Another initiative to achieve Goal #3 was the establishment of the IFPCS Visiting Scientist Award. The grants, established in 1997, are intended to support investigators from one of the regional Societies who wish to visit the laboratory of an investigator in another regional Society to learn specialized techniques and/or to establish inter-Society collaborations. You will find a full description of that program, the name of generous corporate donors, and the name of awardees on the IFPCS web page. The initial 3-year period of the program will end this year with 9 awardees being selected, but as the program has been quite successful, we hope to continue this program with a renewal of corporate donations.

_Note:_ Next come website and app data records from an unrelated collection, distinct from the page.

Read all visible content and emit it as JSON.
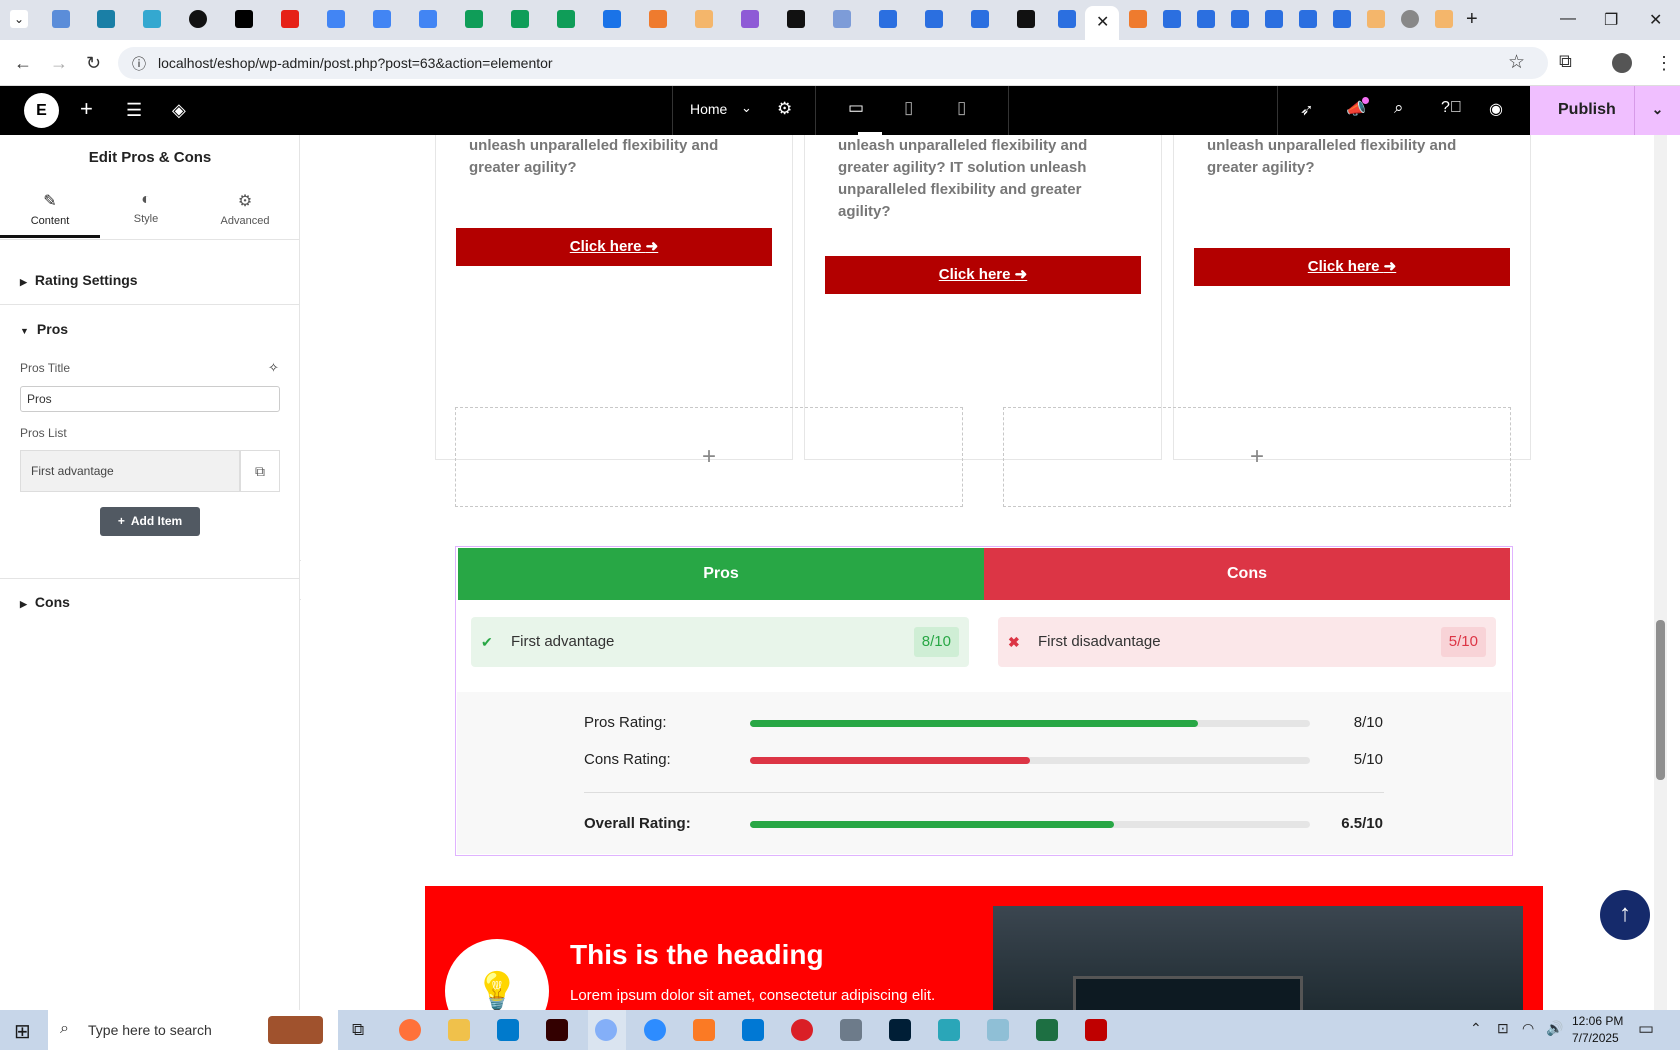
{
  "browser": {
    "url": "localhost/eshop/wp-admin/post.php?post=63&action=elementor"
  },
  "editor": {
    "page_select": "Home",
    "publish_label": "Publish"
  },
  "panel": {
    "title": "Edit Pros & Cons",
    "tabs": [
      {
        "label": "Content",
        "icon": "pencil-icon"
      },
      {
        "label": "Style",
        "icon": "half-circle-icon"
      },
      {
        "label": "Advanced",
        "icon": "gear-icon"
      }
    ],
    "rating_settings": "Rating Settings",
    "pros_section": "Pros",
    "pros_title_label": "Pros Title",
    "pros_title_value": "Pros",
    "pros_list_label": "Pros List",
    "pros_list_item": "First advantage",
    "add_item": "Add Item",
    "cons_section": "Cons"
  },
  "cards": [
    {
      "text": "unleash unparalleled flexibility and greater agility?",
      "button": "Click here"
    },
    {
      "text": "unleash unparalleled flexibility and greater agility? IT solution unleash unparalleled flexibility and greater agility?",
      "button": "Click here"
    },
    {
      "text": "unleash unparalleled flexibility and greater agility?",
      "button": "Click here"
    }
  ],
  "widget": {
    "pros_header": "Pros",
    "cons_header": "Cons",
    "pro_item": {
      "text": "First advantage",
      "score": "8/10"
    },
    "con_item": {
      "text": "First disadvantage",
      "score": "5/10"
    },
    "ratings": [
      {
        "label": "Pros Rating:",
        "value": "8/10",
        "fraction": 0.8,
        "color": "#28a745"
      },
      {
        "label": "Cons Rating:",
        "value": "5/10",
        "fraction": 0.5,
        "color": "#dc3545"
      },
      {
        "label": "Overall Rating:",
        "value": "6.5/10",
        "fraction": 0.65,
        "color": "#28a745"
      }
    ],
    "colors": {
      "pros": "#28a745",
      "cons": "#dc3545"
    }
  },
  "hero": {
    "heading": "This is the heading",
    "text": "Lorem ipsum dolor sit amet, consectetur adipiscing elit."
  },
  "taskbar": {
    "search_placeholder": "Type here to search",
    "time": "12:06 PM",
    "date": "7/7/2025"
  }
}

I sincerely hope that we will see healthy and steady progress in our 3 regional Pigment Cell Societies, ESPCR, JSPCR, and PASPCR at the beginning of the new 21st century. In this respect, I wish to welcome new faces to the IFPCS Council; Drs. Dorothy Bennett (new President of the ESPCR) and JoseGarcía-Borrón (new Secretary of the ESPCR). Finally, I urge each of you to contribute to your Society in any way you can: submitting your abstracts to the regional Society meetings, publishing your papers in Pigment Cell Research, collaborating with other members, and recruiting others scientists and clinicians to join us. Let me take this opportunity to wish each of you and your colleagues a wonderful and successful year 2001, the beginning of the 21st century.